Gregory R , Failing L , Higgins P 2006 Adaptive management and environmental decision making: a case study application to water use planning Ecol. Econ 58 434 - 447
Holling CS Chichester:Wiley 1978 United Nations Environment Programme Adaptive environmental assessment and management. International series on applied systems analysis 3
Walters CJ A series of primers on the conservation and exploitation of natural and cultivated ecosystems 1986 Adaptive management of renewable resources Macmillan New York NY
Gunderson L 1999 Resilience flexibility and adaptive management--antidotes for spurious certitude? Conserv 3 (7)
Johnson BL 1999 The role of adaptive management as an operational approach for resource management agencies Conserv.Ecol 3 (8)
Berkes F , Colding J , Folke C 2000 Rediscovery of traditional ecological knowledge as adaptive management Ecol. Appl 10 1251 - 1262
Walters C 1997 Challenges in adaptive management of riparian and coastal ecosystems Conserv. Ecol 1 (1)
Walters CJ , Holling CS 1990 Large-scale management experiments and learning by doing. Ecology 71 2060 - 2068
airfax County 2005 Fairfax County streams mapping project:quality control/quality assurance methodology and results Fairfax County Fairfax VA
Mid-Atlantic Regional Earth Science Applications Center 2003 Forest change in Northern Virginia 1937-1998 Department of Geography University of Maryland College Park College ParkMD
GKY and Associates Inc. Coastal Resources Inc. 2002 Low Impact Development Center.

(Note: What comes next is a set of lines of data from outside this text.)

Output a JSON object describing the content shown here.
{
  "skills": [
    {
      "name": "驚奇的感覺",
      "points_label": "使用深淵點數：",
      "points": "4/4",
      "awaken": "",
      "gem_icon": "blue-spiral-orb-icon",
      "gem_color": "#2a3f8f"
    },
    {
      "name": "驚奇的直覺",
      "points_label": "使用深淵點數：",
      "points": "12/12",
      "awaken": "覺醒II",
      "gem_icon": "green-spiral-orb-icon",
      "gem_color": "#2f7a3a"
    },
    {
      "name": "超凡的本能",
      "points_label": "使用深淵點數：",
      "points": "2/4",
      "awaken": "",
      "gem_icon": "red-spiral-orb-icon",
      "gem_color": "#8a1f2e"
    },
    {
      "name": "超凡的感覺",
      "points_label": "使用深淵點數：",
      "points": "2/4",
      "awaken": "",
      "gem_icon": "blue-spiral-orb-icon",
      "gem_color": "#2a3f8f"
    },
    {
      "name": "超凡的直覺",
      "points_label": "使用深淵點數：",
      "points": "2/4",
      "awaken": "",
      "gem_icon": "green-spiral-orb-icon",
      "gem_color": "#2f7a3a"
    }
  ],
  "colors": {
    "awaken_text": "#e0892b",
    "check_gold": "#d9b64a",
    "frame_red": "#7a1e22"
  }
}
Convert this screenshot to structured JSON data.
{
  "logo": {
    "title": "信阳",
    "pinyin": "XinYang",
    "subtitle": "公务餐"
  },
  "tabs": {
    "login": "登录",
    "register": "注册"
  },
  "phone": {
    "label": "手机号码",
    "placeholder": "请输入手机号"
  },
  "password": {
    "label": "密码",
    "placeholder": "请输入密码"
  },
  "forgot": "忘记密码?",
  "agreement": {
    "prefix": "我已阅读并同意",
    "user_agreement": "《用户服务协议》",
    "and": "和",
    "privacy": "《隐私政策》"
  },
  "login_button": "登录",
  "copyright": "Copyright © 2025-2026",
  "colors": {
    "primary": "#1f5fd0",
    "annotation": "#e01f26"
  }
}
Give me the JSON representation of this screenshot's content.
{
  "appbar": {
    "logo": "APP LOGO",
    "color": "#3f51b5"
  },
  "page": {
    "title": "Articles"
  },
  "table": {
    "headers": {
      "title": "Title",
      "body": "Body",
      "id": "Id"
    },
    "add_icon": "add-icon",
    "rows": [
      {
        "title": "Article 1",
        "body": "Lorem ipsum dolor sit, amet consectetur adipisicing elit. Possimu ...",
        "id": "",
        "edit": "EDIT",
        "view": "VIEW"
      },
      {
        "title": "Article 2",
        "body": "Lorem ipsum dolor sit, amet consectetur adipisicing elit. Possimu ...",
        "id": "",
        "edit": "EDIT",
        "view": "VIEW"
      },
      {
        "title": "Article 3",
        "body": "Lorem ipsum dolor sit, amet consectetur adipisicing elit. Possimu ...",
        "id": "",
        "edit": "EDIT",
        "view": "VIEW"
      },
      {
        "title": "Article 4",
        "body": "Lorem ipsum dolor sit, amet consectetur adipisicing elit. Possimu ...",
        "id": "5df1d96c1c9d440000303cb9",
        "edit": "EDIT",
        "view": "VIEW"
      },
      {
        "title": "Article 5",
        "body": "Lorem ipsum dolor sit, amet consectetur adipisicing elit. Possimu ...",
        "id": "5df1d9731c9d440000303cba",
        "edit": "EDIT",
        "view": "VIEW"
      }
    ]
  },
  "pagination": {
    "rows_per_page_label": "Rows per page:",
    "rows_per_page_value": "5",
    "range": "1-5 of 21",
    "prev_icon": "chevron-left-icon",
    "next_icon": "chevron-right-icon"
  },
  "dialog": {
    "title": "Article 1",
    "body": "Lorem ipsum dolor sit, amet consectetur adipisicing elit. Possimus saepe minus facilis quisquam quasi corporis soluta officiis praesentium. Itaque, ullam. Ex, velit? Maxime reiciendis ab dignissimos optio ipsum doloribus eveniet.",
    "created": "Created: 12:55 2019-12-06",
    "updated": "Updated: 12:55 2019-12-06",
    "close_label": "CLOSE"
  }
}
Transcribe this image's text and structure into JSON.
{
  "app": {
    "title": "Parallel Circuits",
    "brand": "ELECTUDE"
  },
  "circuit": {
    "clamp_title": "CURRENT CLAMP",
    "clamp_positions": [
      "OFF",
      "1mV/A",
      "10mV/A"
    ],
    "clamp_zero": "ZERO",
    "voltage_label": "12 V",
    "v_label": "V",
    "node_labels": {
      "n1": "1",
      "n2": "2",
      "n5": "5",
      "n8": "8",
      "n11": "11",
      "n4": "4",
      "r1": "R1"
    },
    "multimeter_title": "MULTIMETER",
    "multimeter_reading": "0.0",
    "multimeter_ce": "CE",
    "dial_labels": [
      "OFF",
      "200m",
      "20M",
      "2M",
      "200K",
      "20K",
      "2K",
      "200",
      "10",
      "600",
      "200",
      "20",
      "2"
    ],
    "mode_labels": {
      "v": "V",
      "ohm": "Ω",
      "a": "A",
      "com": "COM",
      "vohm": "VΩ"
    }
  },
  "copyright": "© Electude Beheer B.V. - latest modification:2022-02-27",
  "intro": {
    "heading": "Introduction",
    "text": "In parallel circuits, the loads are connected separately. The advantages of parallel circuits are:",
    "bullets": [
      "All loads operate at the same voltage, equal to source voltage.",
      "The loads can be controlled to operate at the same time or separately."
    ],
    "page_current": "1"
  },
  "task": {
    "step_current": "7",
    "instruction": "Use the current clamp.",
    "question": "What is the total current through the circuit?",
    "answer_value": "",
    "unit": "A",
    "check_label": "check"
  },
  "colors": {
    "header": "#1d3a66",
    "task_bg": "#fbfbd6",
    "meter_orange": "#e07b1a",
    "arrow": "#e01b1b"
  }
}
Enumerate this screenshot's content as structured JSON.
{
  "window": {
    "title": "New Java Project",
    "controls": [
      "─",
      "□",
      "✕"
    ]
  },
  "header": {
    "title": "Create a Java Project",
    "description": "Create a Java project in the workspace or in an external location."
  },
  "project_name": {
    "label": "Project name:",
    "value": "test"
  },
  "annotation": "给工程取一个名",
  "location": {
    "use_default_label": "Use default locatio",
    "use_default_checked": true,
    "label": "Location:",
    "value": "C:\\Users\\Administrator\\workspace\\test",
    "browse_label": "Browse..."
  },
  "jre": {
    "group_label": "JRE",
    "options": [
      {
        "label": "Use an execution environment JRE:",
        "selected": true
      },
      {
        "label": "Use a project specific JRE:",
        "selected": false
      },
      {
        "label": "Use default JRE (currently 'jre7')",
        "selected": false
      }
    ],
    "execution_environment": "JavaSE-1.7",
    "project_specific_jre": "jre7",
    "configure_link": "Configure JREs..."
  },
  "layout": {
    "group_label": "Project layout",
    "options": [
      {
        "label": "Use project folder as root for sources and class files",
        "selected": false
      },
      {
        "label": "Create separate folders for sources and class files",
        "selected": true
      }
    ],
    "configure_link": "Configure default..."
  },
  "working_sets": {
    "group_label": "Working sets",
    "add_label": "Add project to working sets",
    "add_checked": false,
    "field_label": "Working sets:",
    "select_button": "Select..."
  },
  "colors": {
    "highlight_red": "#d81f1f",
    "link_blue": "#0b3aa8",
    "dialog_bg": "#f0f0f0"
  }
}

Reston Virginia watershed plan GKY and Associates Inc. Springfield VA
Galli J 1996 Final technical memorandum: rapid stream assessment technique (RSAT) field methods Metropolitan Washington Council of Governments Washington DC
Environmental Systems Analysis Inc. 1999 Provision of a stream inventory report on watershed restoration opportunitiesand training services for county staff in stream surveying techniques Environmental Systems Analysis Inc. Annapolis MD
Arlington County Department of Environmental Services 2001 Watershed management plan Arlington County Arlington VA
Fairfax County 2006 Public facilities manual Fairfax County Fairfax VA
U.S. Department of Agriculture Natural Resources Conservation Service 1998 NWCC Technical Note 99-1. Stream visual assessment protocol Army Corps of EngineersVirginia Department of Environmental Quality Richmond VA
Doll BA , Grabow GL , Hall KR Stream restoration: a natural channel design handbook North Carolina Stream Restoration Institute North Carolina State University Raleigh NC
Fairfax County 2005 Understanding the Chesapeake Bay preservation ordinance amendments: important information for Fairfax County homeowners Office of Public AffairsFairfax County Fairfax VA
Schueler T , Urban subwatershed restoration manual series An integrated framework to restore small urban watersheds version 2.0. Manual 1 Center for Watershed Protection Ellicott City MD Urban subwatershed restoration manual series
Jungwirth M , Muhar S , Schmutz S 2002 Re-establishing and assessing ecological integrity in riverine landscapes Freshwat.Biol 47 867 - 887